After graduate school, my tech preferences were reshaped again, resulting from the explosion of coding in the fields of data science and geography, but that’s another story.
So, here’s my toolbox.
Websites/version control: GitHub is awesome. It’s relevant to anything that undergoes editing, especially by multiple sources; gone is the need for piles of drafts cluttering your hard drive. If anything, use it because we all have documents titled “draft-5.6_finalfinal”. It also allows you to host websites. In that vein, I’ve found CSS and HTML useful, which I used to retrofit a Bootstrap website template to fit my needs.
Figures: In graduate school, I used a bit of Illustrator and GraphPad, and now rely on G*MP (renaming campaign? edited for ablest slur – let me know if you know of a better platform!) and R / Python.
Instrumentation-specific software: I don’t wish to repeat experiences struggling with excruciatingly slow software installed on machines attached to scientific instrumentation, but couldn’t avoid it when using ion chromatography and working with ICP-OES and handheld XRF. I gradually found replacements in other areas of the lab when I could. For x-ray diffraction, I used Match! and the Crystallographic Open Database. Micro-XRF and micro-XRD were two analytical techniques I gained experience with at a national lab and were supported by custom applications developed by the engineers working there (the ultimate luxury). I have a little WheeStat from Public Lab that I haven’t had time to experiment with yet, but it has some cool basic free and open software attached.

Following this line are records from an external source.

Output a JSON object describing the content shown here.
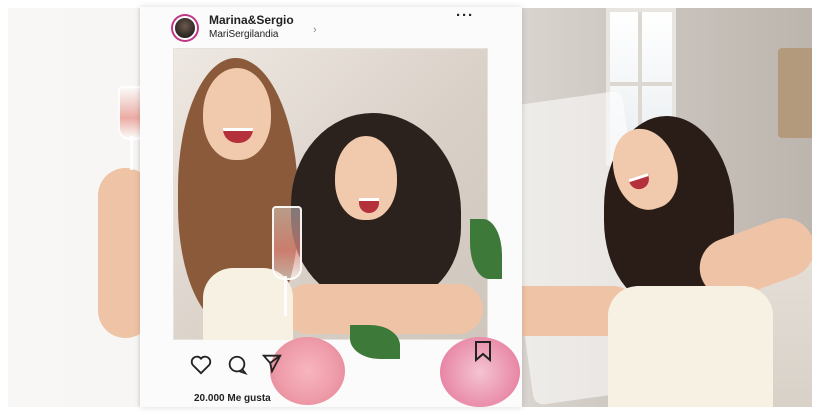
{
  "post": {
    "username": "Marina&Sergio",
    "location": "MariSergilandia",
    "likes": "20.000 Me gusta",
    "more_icon": "···",
    "icons": [
      "heart-icon",
      "comment-icon",
      "send-icon",
      "bookmark-icon"
    ]
  },
  "colors": {
    "frame": "#fbfbfb",
    "dress": "#f7f1e3",
    "flowers_pink": "#ee9aa8"
  }
}
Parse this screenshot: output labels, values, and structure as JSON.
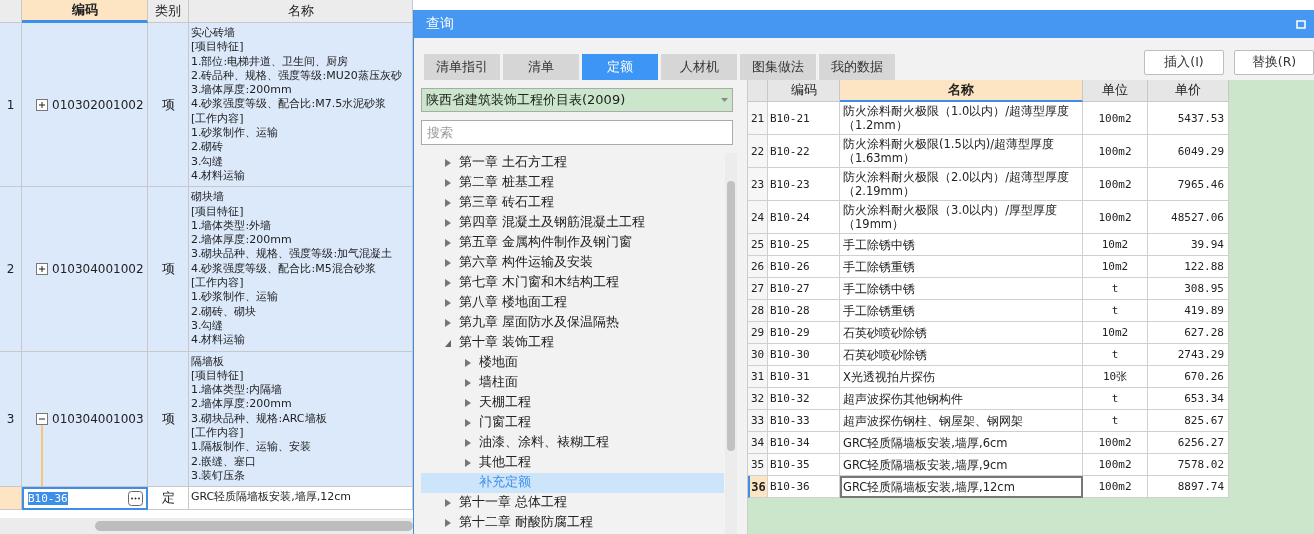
{
  "grid": {
    "columns": [
      {
        "label": "编码",
        "selected": true
      },
      {
        "label": "类别",
        "selected": false
      },
      {
        "label": "名称",
        "selected": false
      }
    ],
    "rows": [
      {
        "index": "1",
        "code": "010302001002",
        "kind": "parent",
        "expanded": false,
        "selected": true,
        "current": false,
        "type": "项",
        "name": [
          "实心砖墙",
          "[项目特征]",
          "1.部位:电梯井道、卫生间、厨房",
          "2.砖品种、规格、强度等级:MU20蒸压灰砂",
          "3.墙体厚度:200mm",
          "4.砂浆强度等级、配合比:M7.5水泥砂浆",
          "[工作内容]",
          "1.砂浆制作、运输",
          "2.砌砖",
          "3.勾缝",
          "4.材料运输"
        ]
      },
      {
        "index": "2",
        "code": "010304001002",
        "kind": "parent",
        "expanded": false,
        "selected": true,
        "current": false,
        "type": "项",
        "name": [
          "砌块墙",
          "[项目特征]",
          "1.墙体类型:外墙",
          "2.墙体厚度:200mm",
          "3.砌块品种、规格、强度等级:加气混凝土",
          "4.砂浆强度等级、配合比:M5混合砂浆",
          "[工作内容]",
          "1.砂浆制作、运输",
          "2.砌砖、砌块",
          "3.勾缝",
          "4.材料运输"
        ]
      },
      {
        "index": "3",
        "code": "010304001003",
        "kind": "parent",
        "expanded": true,
        "selected": true,
        "current": false,
        "type": "项",
        "name": [
          "隔墙板",
          "[项目特征]",
          "1.墙体类型:内隔墙",
          "2.墙体厚度:200mm",
          "3.砌块品种、规格:ARC墙板",
          "[工作内容]",
          "1.隔板制作、运输、安装",
          "2.嵌缝、塞口",
          "3.装钉压条"
        ]
      },
      {
        "index": "",
        "code": "B10-36",
        "kind": "editor",
        "selected": false,
        "current": true,
        "type": "定",
        "name": [
          "GRC轻质隔墙板安装,墙厚,12cm"
        ]
      }
    ]
  },
  "dialog": {
    "title": "查询",
    "tabs": [
      {
        "label": "清单指引",
        "selected": false
      },
      {
        "label": "清单",
        "selected": false
      },
      {
        "label": "定额",
        "selected": true
      },
      {
        "label": "人材机",
        "selected": false
      },
      {
        "label": "图集做法",
        "selected": false
      },
      {
        "label": "我的数据",
        "selected": false
      }
    ],
    "buttons": [
      "插入(I)",
      "替换(R)"
    ],
    "library": "陕西省建筑装饰工程价目表(2009)",
    "search": {
      "placeholder": "搜索"
    },
    "tree": [
      {
        "label": "第一章 土石方工程",
        "kind": "folder",
        "expanded": false,
        "selected": false
      },
      {
        "label": "第二章 桩基工程",
        "kind": "folder",
        "expanded": false,
        "selected": false
      },
      {
        "label": "第三章 砖石工程",
        "kind": "folder",
        "expanded": false,
        "selected": false
      },
      {
        "label": "第四章 混凝土及钢筋混凝土工程",
        "kind": "folder",
        "expanded": false,
        "selected": false
      },
      {
        "label": "第五章 金属构件制作及钢门窗",
        "kind": "folder",
        "expanded": false,
        "selected": false
      },
      {
        "label": "第六章 构件运输及安装",
        "kind": "folder",
        "expanded": false,
        "selected": false
      },
      {
        "label": "第七章 木门窗和木结构工程",
        "kind": "folder",
        "expanded": false,
        "selected": false
      },
      {
        "label": "第八章 楼地面工程",
        "kind": "folder",
        "expanded": false,
        "selected": false
      },
      {
        "label": "第九章 屋面防水及保温隔热",
        "kind": "folder",
        "expanded": false,
        "selected": false
      },
      {
        "label": "第十章 装饰工程",
        "kind": "folder",
        "expanded": true,
        "selected": false,
        "children": [
          {
            "label": "楼地面",
            "kind": "folder",
            "expanded": false,
            "selected": false
          },
          {
            "label": "墙柱面",
            "kind": "folder",
            "expanded": false,
            "selected": false
          },
          {
            "label": "天棚工程",
            "kind": "folder",
            "expanded": false,
            "selected": false
          },
          {
            "label": "门窗工程",
            "kind": "folder",
            "expanded": false,
            "selected": false
          },
          {
            "label": "油漆、涂料、裱糊工程",
            "kind": "folder",
            "expanded": false,
            "selected": false
          },
          {
            "label": "其他工程",
            "kind": "folder",
            "expanded": false,
            "selected": false
          },
          {
            "label": "补充定额",
            "kind": "leaf",
            "selected": true
          }
        ]
      },
      {
        "label": "第十一章 总体工程",
        "kind": "folder",
        "expanded": false,
        "selected": false
      },
      {
        "label": "第十二章 耐酸防腐工程",
        "kind": "folder",
        "expanded": false,
        "selected": false
      }
    ],
    "table": {
      "columns": [
        {
          "label": "编码",
          "selected": false
        },
        {
          "label": "名称",
          "selected": true
        },
        {
          "label": "单位",
          "selected": false
        },
        {
          "label": "单价",
          "selected": false
        }
      ],
      "rows": [
        {
          "index": "21",
          "code": "B10-21",
          "name": "防火涂料耐火极限（1.0以内）/超薄型厚度（1.2mm）",
          "unit": "100m2",
          "price": "5437.53",
          "selected": false
        },
        {
          "index": "22",
          "code": "B10-22",
          "name": "防火涂料耐火极限(1.5以内)/超薄型厚度（1.63mm）",
          "unit": "100m2",
          "price": "6049.29",
          "selected": false
        },
        {
          "index": "23",
          "code": "B10-23",
          "name": "防火涂料耐火极限（2.0以内）/超薄型厚度（2.19mm）",
          "unit": "100m2",
          "price": "7965.46",
          "selected": false
        },
        {
          "index": "24",
          "code": "B10-24",
          "name": "防火涂料耐火极限（3.0以内）/厚型厚度（19mm）",
          "unit": "100m2",
          "price": "48527.06",
          "selected": false
        },
        {
          "index": "25",
          "code": "B10-25",
          "name": "手工除锈中锈",
          "unit": "10m2",
          "price": "39.94",
          "selected": false
        },
        {
          "index": "26",
          "code": "B10-26",
          "name": "手工除锈重锈",
          "unit": "10m2",
          "price": "122.88",
          "selected": false
        },
        {
          "index": "27",
          "code": "B10-27",
          "name": "手工除锈中锈",
          "unit": "t",
          "price": "308.95",
          "selected": false
        },
        {
          "index": "28",
          "code": "B10-28",
          "name": "手工除锈重锈",
          "unit": "t",
          "price": "419.89",
          "selected": false
        },
        {
          "index": "29",
          "code": "B10-29",
          "name": "石英砂喷砂除锈",
          "unit": "10m2",
          "price": "627.28",
          "selected": false
        },
        {
          "index": "30",
          "code": "B10-30",
          "name": "石英砂喷砂除锈",
          "unit": "t",
          "price": "2743.29",
          "selected": false
        },
        {
          "index": "31",
          "code": "B10-31",
          "name": "X光透视拍片探伤",
          "unit": "10张",
          "price": "670.26",
          "selected": false
        },
        {
          "index": "32",
          "code": "B10-32",
          "name": "超声波探伤其他钢构件",
          "unit": "t",
          "price": "653.34",
          "selected": false
        },
        {
          "index": "33",
          "code": "B10-33",
          "name": "超声波探伤钢柱、钢屋架、钢网架",
          "unit": "t",
          "price": "825.67",
          "selected": false
        },
        {
          "index": "34",
          "code": "B10-34",
          "name": "GRC轻质隔墙板安装,墙厚,6cm",
          "unit": "100m2",
          "price": "6256.27",
          "selected": false
        },
        {
          "index": "35",
          "code": "B10-35",
          "name": "GRC轻质隔墙板安装,墙厚,9cm",
          "unit": "100m2",
          "price": "7578.02",
          "selected": false
        },
        {
          "index": "36",
          "code": "B10-36",
          "name": "GRC轻质隔墙板安装,墙厚,12cm",
          "unit": "100m2",
          "price": "8897.74",
          "selected": true
        }
      ]
    }
  }
}
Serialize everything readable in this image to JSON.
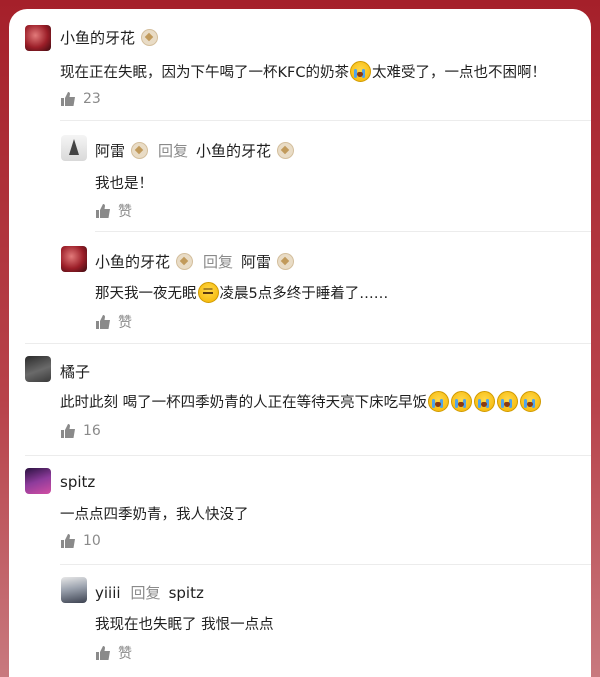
{
  "comments": [
    {
      "user": "小鱼的牙花",
      "text": "现在正在失眠，因为下午喝了一杯KFC的奶茶",
      "text_after": "太难受了，一点也不困啊！",
      "likes": "23",
      "replies": [
        {
          "user": "阿雷",
          "reply_word": "回复",
          "reply_to": "小鱼的牙花",
          "text": "我也是！",
          "like_label": "赞"
        },
        {
          "user": "小鱼的牙花",
          "reply_word": "回复",
          "reply_to": "阿雷",
          "text": "那天我一夜无眠",
          "text_after": "凌晨5点多终于睡着了……",
          "like_label": "赞"
        }
      ]
    },
    {
      "user": "橘子",
      "text": "此时此刻 喝了一杯四季奶青的人正在等待天亮下床吃早饭",
      "likes": "16"
    },
    {
      "user": "spitz",
      "text": "一点点四季奶青，我人快没了",
      "likes": "10",
      "replies": [
        {
          "user": "yiiii",
          "reply_word": "回复",
          "reply_to": "spitz",
          "text": "我现在也失眠了 我恨一点点",
          "like_label": "赞"
        }
      ]
    }
  ],
  "icons": {
    "like": "thumbs-up-icon",
    "badge": "level-badge-icon",
    "cry": "crying-emoji-icon",
    "sleep": "sleeping-emoji-icon"
  },
  "colors": {
    "frame": "#a5202a",
    "muted_text": "#8a8a8a",
    "badge": "#c19a5b"
  }
}
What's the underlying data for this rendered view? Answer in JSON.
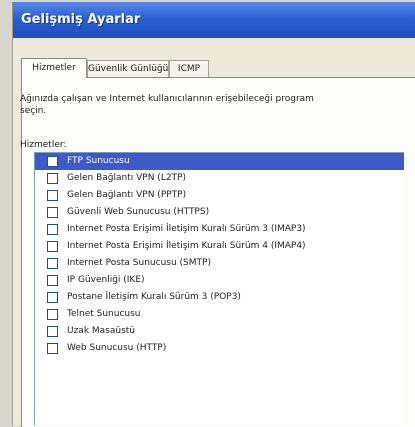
{
  "window": {
    "title": "Gelişmiş Ayarlar"
  },
  "tabs": [
    {
      "label": "Hizmetler",
      "active": true
    },
    {
      "label": "Güvenlik Günlüğü",
      "active": false
    },
    {
      "label": "ICMP",
      "active": false
    }
  ],
  "description": {
    "line1": "Ağınızda çalışan ve Internet kullanıcılarının erişebileceği program",
    "line2": "seçin."
  },
  "services_label": "Hizmetler:",
  "services": [
    {
      "label": "FTP Sunucusu",
      "checked": false,
      "selected": true
    },
    {
      "label": "Gelen Bağlantı VPN (L2TP)",
      "checked": false,
      "selected": false
    },
    {
      "label": "Gelen Bağlantı VPN (PPTP)",
      "checked": false,
      "selected": false
    },
    {
      "label": "Güvenli Web Sunucusu (HTTPS)",
      "checked": false,
      "selected": false
    },
    {
      "label": "Internet Posta Erişimi İletişim Kuralı Sürüm 3 (IMAP3)",
      "checked": false,
      "selected": false
    },
    {
      "label": "Internet Posta Erişimi İletişim Kuralı Sürüm 4 (IMAP4)",
      "checked": false,
      "selected": false
    },
    {
      "label": "Internet Posta Sunucusu (SMTP)",
      "checked": false,
      "selected": false
    },
    {
      "label": "IP Güvenliği (IKE)",
      "checked": false,
      "selected": false
    },
    {
      "label": "Postane İletişim Kuralı Sürüm 3 (POP3)",
      "checked": false,
      "selected": false
    },
    {
      "label": "Telnet Sunucusu",
      "checked": false,
      "selected": false
    },
    {
      "label": "Uzak Masaüstü",
      "checked": false,
      "selected": false
    },
    {
      "label": "Web Sunucusu (HTTP)",
      "checked": false,
      "selected": false
    }
  ],
  "colors": {
    "titlebar": "#2b5fd1",
    "selection": "#3d5bc8",
    "dialog_bg": "#ece9d8"
  }
}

Sound: SuperCollider and Audacity are the bees knees. I’m looking forward to trying out web-based sound platforms.